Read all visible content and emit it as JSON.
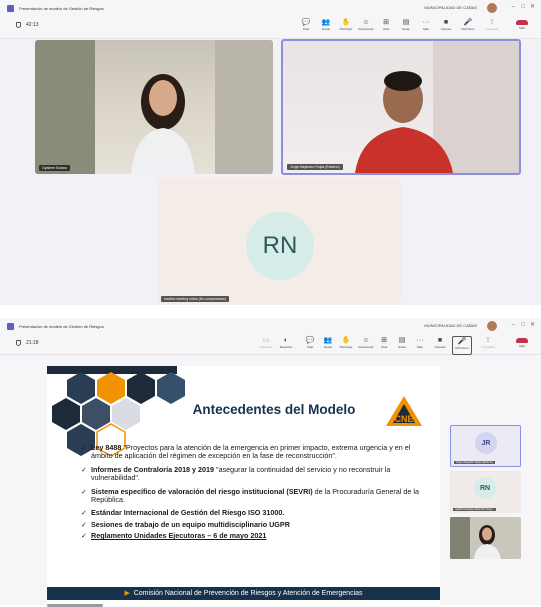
{
  "windows": [
    {
      "title": "Presentación de modelo de Gestión de Riesgos",
      "org": "MUNICIPALIDAD DE CAÑAS",
      "timer": "42:13",
      "toolbar": [
        {
          "icon": "chat-icon",
          "label": "Chat"
        },
        {
          "icon": "people-icon",
          "label": "Gente"
        },
        {
          "icon": "raise-hand-icon",
          "label": "Participar"
        },
        {
          "icon": "reaction-icon",
          "label": "Reaccionar"
        },
        {
          "icon": "view-icon",
          "label": "Vista"
        },
        {
          "icon": "notes-icon",
          "label": "Notas"
        },
        {
          "icon": "more-icon",
          "label": "Más"
        },
        {
          "icon": "camera-icon",
          "label": "Cámara"
        },
        {
          "icon": "mic-icon",
          "label": "Micrófono"
        },
        {
          "icon": "share-icon",
          "label": "Compartir"
        },
        {
          "icon": "leave-icon",
          "label": "Salir"
        }
      ],
      "participants": [
        {
          "name": "Oyalene Solano"
        },
        {
          "name": "Jorge Alejandro Rojas (Externo)"
        },
        {
          "name": "madrid meeting notes (No comprobado)",
          "initials": "RN"
        }
      ]
    },
    {
      "title": "Presentación de modelo de Gestión de Riesgos",
      "org": "MUNICIPALIDAD DE CAÑAS",
      "timer": "21:18",
      "toolbar": [
        {
          "icon": "whiteboard-icon",
          "label": "Controles"
        },
        {
          "icon": "reaction-icon-2",
          "label": "Reacción"
        },
        {
          "icon": "chat-icon",
          "label": "Chat"
        },
        {
          "icon": "people-icon",
          "label": "Gente"
        },
        {
          "icon": "raise-hand-icon",
          "label": "Participar"
        },
        {
          "icon": "reaction-icon",
          "label": "Reaccionar"
        },
        {
          "icon": "view-icon",
          "label": "Vista"
        },
        {
          "icon": "notes-icon",
          "label": "Notas"
        },
        {
          "icon": "more-icon",
          "label": "Más"
        },
        {
          "icon": "camera-icon",
          "label": "Cámara"
        },
        {
          "icon": "mic-icon",
          "label": "Micrófono"
        },
        {
          "icon": "share-icon",
          "label": "Compartir"
        },
        {
          "icon": "leave-icon",
          "label": "Salir"
        }
      ],
      "slide": {
        "title": "Antecedentes del Modelo",
        "logo_text": "CNE",
        "bullets": [
          {
            "bold": "Ley 8488",
            "text": " \"Proyectos para la atención de la emergencia en primer impacto, extrema urgencia y en el ámbito de aplicación del régimen de excepción en la fase de reconstrucción\"."
          },
          {
            "bold": "Informes de Contraloría 2018 y 2019",
            "text": " \"asegurar la continuidad del servicio y no reconstruir la vulnerabilidad\"."
          },
          {
            "bold": "Sistema específico de valoración del riesgo institucional (SEVRI)",
            "text": " de la Procuraduría General de la República."
          },
          {
            "bold": "Estándar Internacional de Gestión del Riesgo ISO 31000.",
            "text": ""
          },
          {
            "bold": "Sesiones de trabajo de un equipo multidisciplinario UGPR",
            "text": ""
          },
          {
            "bold": "Reglamento Unidades Ejecutoras – 6 de mayo 2021",
            "text": ""
          }
        ],
        "footer": "Comisión Nacional de Prevención de Riesgos y Atención de Emergencias"
      },
      "side_participants": [
        {
          "initials": "JR",
          "name": "Jorge Alejandro Rojas (Externo)"
        },
        {
          "initials": "RN",
          "name": "madrid meeting notes (No comp..."
        },
        {
          "name": ""
        }
      ]
    }
  ],
  "colors": {
    "accent": "#5b5fc7",
    "leave": "#c4314b",
    "slide_navy": "#17324d",
    "cne_orange": "#f39200"
  }
}
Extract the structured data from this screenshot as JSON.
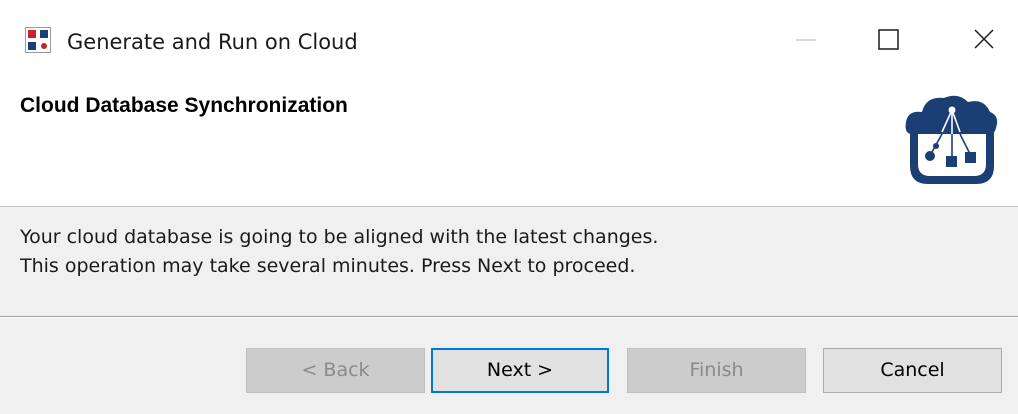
{
  "window": {
    "title": "Generate and Run on Cloud",
    "app_icon": "app-logo-icon",
    "controls": {
      "minimize_icon": "minimize-icon",
      "maximize_icon": "maximize-icon",
      "close_icon": "close-icon"
    }
  },
  "header": {
    "title": "Cloud Database Synchronization",
    "icon": "cloud-database-icon"
  },
  "content": {
    "line1": "Your cloud database is going to be aligned with the latest changes.",
    "line2": "This operation may take several minutes. Press Next to proceed."
  },
  "buttons": {
    "back": {
      "label": "< Back",
      "enabled": false
    },
    "next": {
      "label": "Next >",
      "enabled": true,
      "focused": true
    },
    "finish": {
      "label": "Finish",
      "enabled": false
    },
    "cancel": {
      "label": "Cancel",
      "enabled": true
    }
  },
  "colors": {
    "focus_border": "#0078d7",
    "icon_navy": "#1b3f74",
    "panel_bg": "#f0f0f0",
    "disabled_bg": "#cccccc",
    "logo_red": "#c8222a",
    "logo_blue": "#1b3f74"
  }
}
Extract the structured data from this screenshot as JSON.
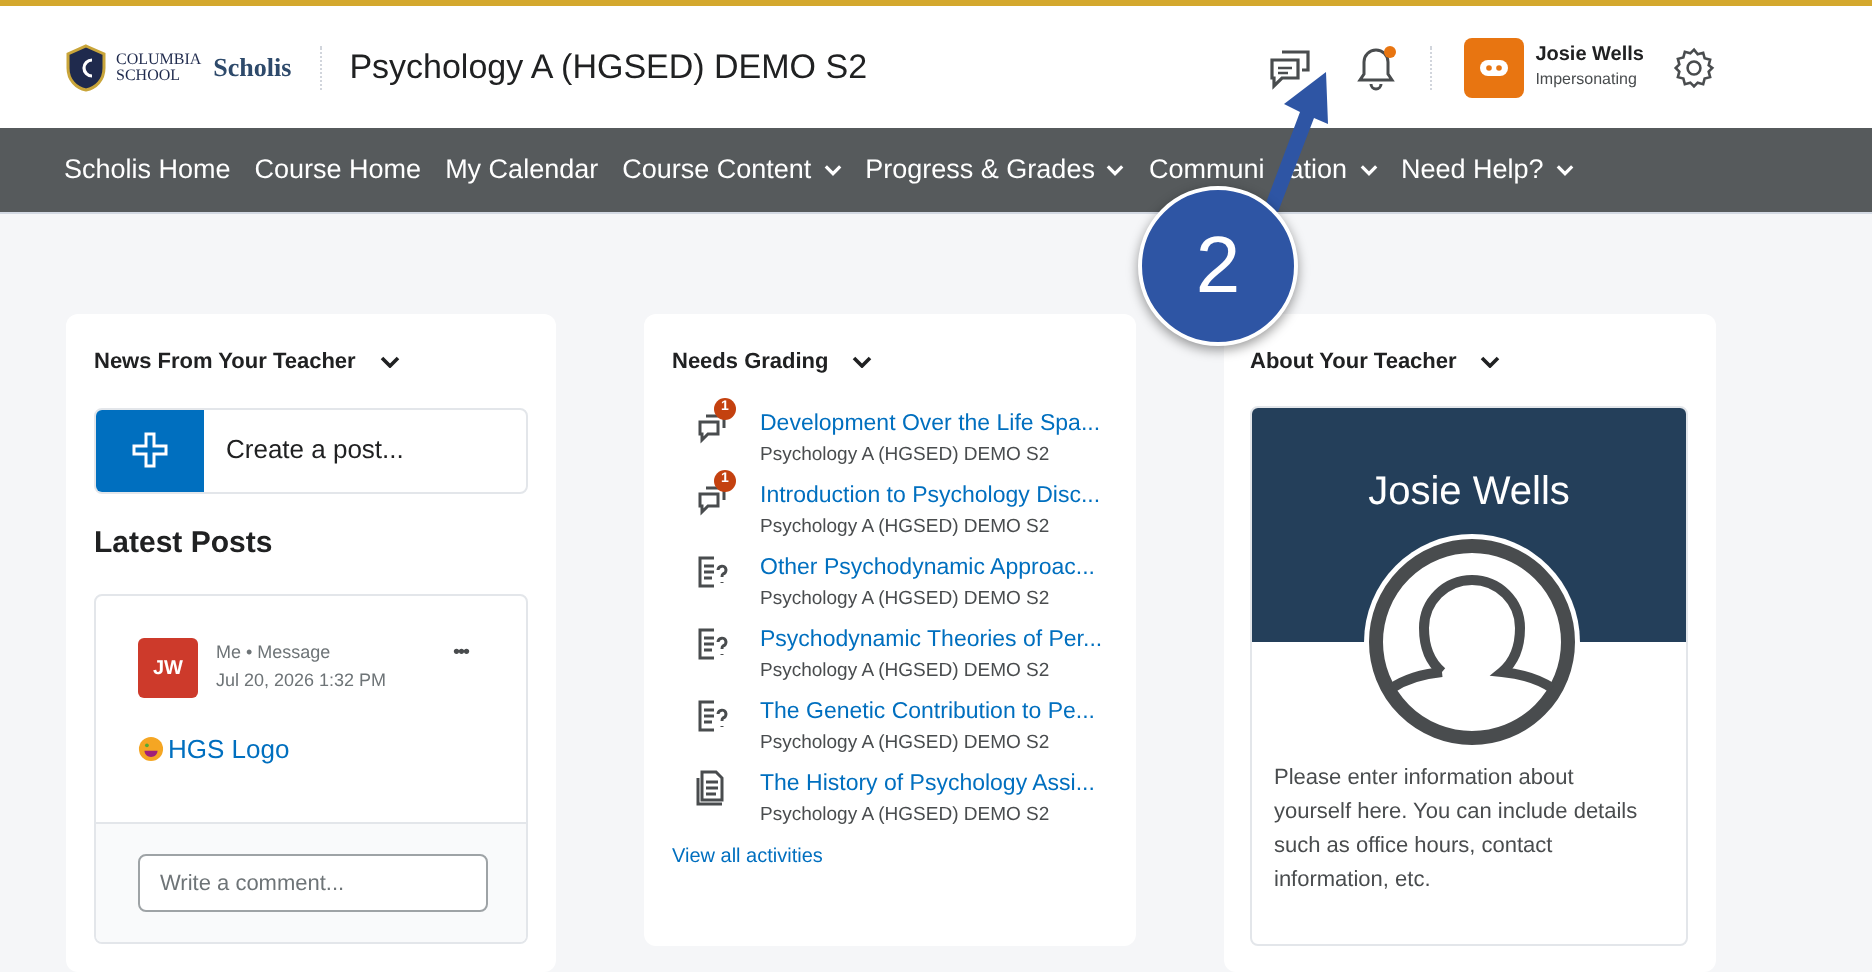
{
  "header": {
    "logo_line1": "COLUMBIA",
    "logo_line2": "SCHOOL",
    "logo_brand": "Scholis",
    "course_title": "Psychology A (HGSED) DEMO S2",
    "notification_dot": true,
    "user_name": "Josie Wells",
    "user_status": "Impersonating"
  },
  "nav": [
    {
      "label": "Scholis Home",
      "dropdown": false
    },
    {
      "label": "Course Home",
      "dropdown": false
    },
    {
      "label": "My Calendar",
      "dropdown": false
    },
    {
      "label": "Course Content",
      "dropdown": true
    },
    {
      "label": "Progress & Grades",
      "dropdown": true
    },
    {
      "label": "Communi",
      "label_after": "ation",
      "dropdown": true
    },
    {
      "label": "Need Help?",
      "dropdown": true
    }
  ],
  "callout": {
    "number": "2"
  },
  "news": {
    "title": "News From Your Teacher",
    "create_post": "Create a post...",
    "latest_title": "Latest Posts",
    "post": {
      "initials": "JW",
      "author": "Me",
      "separator": "•",
      "type": "Message",
      "date": "Jul 20, 2026 1:32 PM",
      "more": "•••",
      "link": "HGS Logo"
    },
    "comment_placeholder": "Write a comment..."
  },
  "grading": {
    "title": "Needs Grading",
    "items": [
      {
        "kind": "discussion",
        "badge": "1",
        "title": "Development Over the Life Spa...",
        "course": "Psychology A (HGSED) DEMO S2"
      },
      {
        "kind": "discussion",
        "badge": "1",
        "title": "Introduction to Psychology Disc...",
        "course": "Psychology A (HGSED) DEMO S2"
      },
      {
        "kind": "quiz",
        "title": "Other Psychodynamic Approac...",
        "course": "Psychology A (HGSED) DEMO S2"
      },
      {
        "kind": "quiz",
        "title": "Psychodynamic Theories of Per...",
        "course": "Psychology A (HGSED) DEMO S2"
      },
      {
        "kind": "quiz",
        "title": "The Genetic Contribution to Pe...",
        "course": "Psychology A (HGSED) DEMO S2"
      },
      {
        "kind": "assignment",
        "title": "The History of Psychology Assi...",
        "course": "Psychology A (HGSED) DEMO S2"
      }
    ],
    "view_all": "View all activities"
  },
  "about": {
    "title": "About Your Teacher",
    "name": "Josie Wells",
    "text": "Please enter information about yourself here. You can include details such as office hours, contact information, etc."
  }
}
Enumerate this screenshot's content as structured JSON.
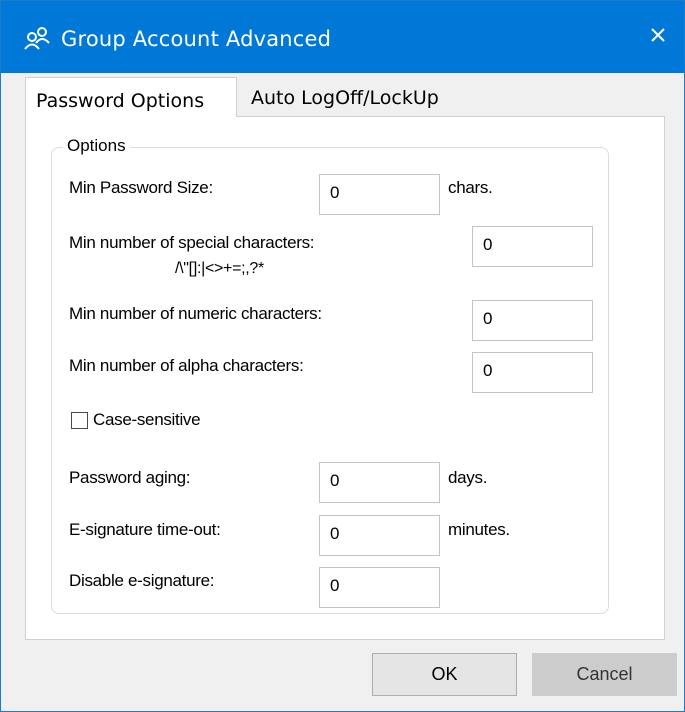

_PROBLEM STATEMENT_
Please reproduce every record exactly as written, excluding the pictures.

_FINISHED TASK_
Read all visible content and emit it as JSON.
{
  "windows": [
    {
      "title": "Presentación de modelo de Gestión de Riesgos",
      "org": "MUNICIPALIDAD DE CAÑAS",
      "timer": "42:13",
      "toolbar": [
        {
          "icon": "chat-icon",
          "label": "Chat"
        },
        {
          "icon": "people-icon",
          "label": "Gente"
        },
        {
          "icon": "raise-hand-icon",
          "label": "Participar"
        },
        {
          "icon": "reaction-icon",
          "label": "Reaccionar"
        },
        {
          "icon": "view-icon",
          "label": "Vista"
        },
        {
          "icon": "notes-icon",
          "label": "Notas"
        },
        {
          "icon": "more-icon",
          "label": "Más"
        },
        {
          "icon": "camera-icon",
          "label": "Cámara"
        },
        {
          "icon": "mic-icon",
          "label": "Micrófono"
        },
        {
          "icon": "share-icon",
          "label": "Compartir"
        },
        {
          "icon": "leave-icon",
          "label": "Salir"
        }
      ],
      "participants": [
        {
          "name": "Oyalene Solano"
        },
        {
          "name": "Jorge Alejandro Rojas (Externo)"
        },
        {
          "name": "madrid meeting notes (No comprobado)",
          "initials": "RN"
        }
      ]
    },
    {
      "title": "Presentación de modelo de Gestión de Riesgos",
      "org": "MUNICIPALIDAD DE CAÑAS",
      "timer": "21:18",
      "toolbar": [
        {
          "icon": "whiteboard-icon",
          "label": "Controles"
        },
        {
          "icon": "reaction-icon-2",
          "label": "Reacción"
        },
        {
          "icon": "chat-icon",
          "label": "Chat"
        },
        {
          "icon": "people-icon",
          "label": "Gente"
        },
        {
          "icon": "raise-hand-icon",
          "label": "Participar"
        },
        {
          "icon": "reaction-icon",
          "label": "Reaccionar"
        },
        {
          "icon": "view-icon",
          "label": "Vista"
        },
        {
          "icon": "notes-icon",
          "label": "Notas"
        },
        {
          "icon": "more-icon",
          "label": "Más"
        },
        {
          "icon": "camera-icon",
          "label": "Cámara"
        },
        {
          "icon": "mic-icon",
          "label": "Micrófono"
        },
        {
          "icon": "share-icon",
          "label": "Compartir"
        },
        {
          "icon": "leave-icon",
          "label": "Salir"
        }
      ],
      "slide": {
        "title": "Antecedentes del Modelo",
        "logo_text": "CNE",
        "bullets": [
          {
            "bold": "Ley 8488",
            "text": " \"Proyectos para la atención de la emergencia en primer impacto, extrema urgencia y en el ámbito de aplicación del régimen de excepción en la fase de reconstrucción\"."
          },
          {
            "bold": "Informes de Contraloría 2018 y 2019",
            "text": " \"asegurar la continuidad del servicio y no reconstruir la vulnerabilidad\"."
          },
          {
            "bold": "Sistema específico de valoración del riesgo institucional (SEVRI)",
            "text": " de la Procuraduría General de la República."
          },
          {
            "bold": "Estándar Internacional de Gestión del Riesgo ISO 31000.",
            "text": ""
          },
          {
            "bold": "Sesiones de trabajo de un equipo multidisciplinario UGPR",
            "text": ""
          },
          {
            "bold": "Reglamento Unidades Ejecutoras – 6 de mayo 2021",
            "text": ""
          }
        ],
        "footer": "Comisión Nacional de Prevención de Riesgos y Atención de Emergencias"
      },
      "side_participants": [
        {
          "initials": "JR",
          "name": "Jorge Alejandro Rojas (Externo)"
        },
        {
          "initials": "RN",
          "name": "madrid meeting notes (No comp..."
        },
        {
          "name": ""
        }
      ]
    }
  ],
  "colors": {
    "accent": "#5b5fc7",
    "leave": "#c4314b",
    "slide_navy": "#17324d",
    "cne_orange": "#f39200"
  }
}
Extract the structured data from this screenshot as JSON.
{
  "window": {
    "title": "Generate and Run on Cloud",
    "app_icon": "app-logo-icon",
    "controls": {
      "minimize_icon": "minimize-icon",
      "maximize_icon": "maximize-icon",
      "close_icon": "close-icon"
    }
  },
  "header": {
    "title": "Cloud Database Synchronization",
    "icon": "cloud-database-icon"
  },
  "content": {
    "line1": "Your cloud database is going to be aligned with the latest changes.",
    "line2": "This operation may take several minutes. Press Next to proceed."
  },
  "buttons": {
    "back": {
      "label": "< Back",
      "enabled": false
    },
    "next": {
      "label": "Next >",
      "enabled": true,
      "focused": true
    },
    "finish": {
      "label": "Finish",
      "enabled": false
    },
    "cancel": {
      "label": "Cancel",
      "enabled": true
    }
  },
  "colors": {
    "focus_border": "#0078d7",
    "icon_navy": "#1b3f74",
    "panel_bg": "#f0f0f0",
    "disabled_bg": "#cccccc",
    "logo_red": "#c8222a",
    "logo_blue": "#1b3f74"
  }
}
Extract the structured data from this screenshot as JSON.
{
  "header": {
    "logo_line1": "COLUMBIA",
    "logo_line2": "SCHOOL",
    "logo_brand": "Scholis",
    "course_title": "Psychology A (HGSED) DEMO S2",
    "notification_dot": true,
    "user_name": "Josie Wells",
    "user_status": "Impersonating"
  },
  "nav": [
    {
      "label": "Scholis Home",
      "dropdown": false
    },
    {
      "label": "Course Home",
      "dropdown": false
    },
    {
      "label": "My Calendar",
      "dropdown": false
    },
    {
      "label": "Course Content",
      "dropdown": true
    },
    {
      "label": "Progress & Grades",
      "dropdown": true
    },
    {
      "label": "Communi",
      "label_after": "ation",
      "dropdown": true
    },
    {
      "label": "Need Help?",
      "dropdown": true
    }
  ],
  "callout": {
    "number": "2"
  },
  "news": {
    "title": "News From Your Teacher",
    "create_post": "Create a post...",
    "latest_title": "Latest Posts",
    "post": {
      "initials": "JW",
      "author": "Me",
      "separator": "•",
      "type": "Message",
      "date": "Jul 20, 2026 1:32 PM",
      "more": "•••",
      "link": "HGS Logo"
    },
    "comment_placeholder": "Write a comment..."
  },
  "grading": {
    "title": "Needs Grading",
    "items": [
      {
        "kind": "discussion",
        "badge": "1",
        "title": "Development Over the Life Spa...",
        "course": "Psychology A (HGSED) DEMO S2"
      },
      {
        "kind": "discussion",
        "badge": "1",
        "title": "Introduction to Psychology Disc...",
        "course": "Psychology A (HGSED) DEMO S2"
      },
      {
        "kind": "quiz",
        "title": "Other Psychodynamic Approac...",
        "course": "Psychology A (HGSED) DEMO S2"
      },
      {
        "kind": "quiz",
        "title": "Psychodynamic Theories of Per...",
        "course": "Psychology A (HGSED) DEMO S2"
      },
      {
        "kind": "quiz",
        "title": "The Genetic Contribution to Pe...",
        "course": "Psychology A (HGSED) DEMO S2"
      },
      {
        "kind": "assignment",
        "title": "The History of Psychology Assi...",
        "course": "Psychology A (HGSED) DEMO S2"
      }
    ],
    "view_all": "View all activities"
  },
  "about": {
    "title": "About Your Teacher",
    "name": "Josie Wells",
    "text": "Please enter information about yourself here. You can include details such as office hours, contact information, etc."
  }
}
Enumerate this screenshot's content as structured JSON.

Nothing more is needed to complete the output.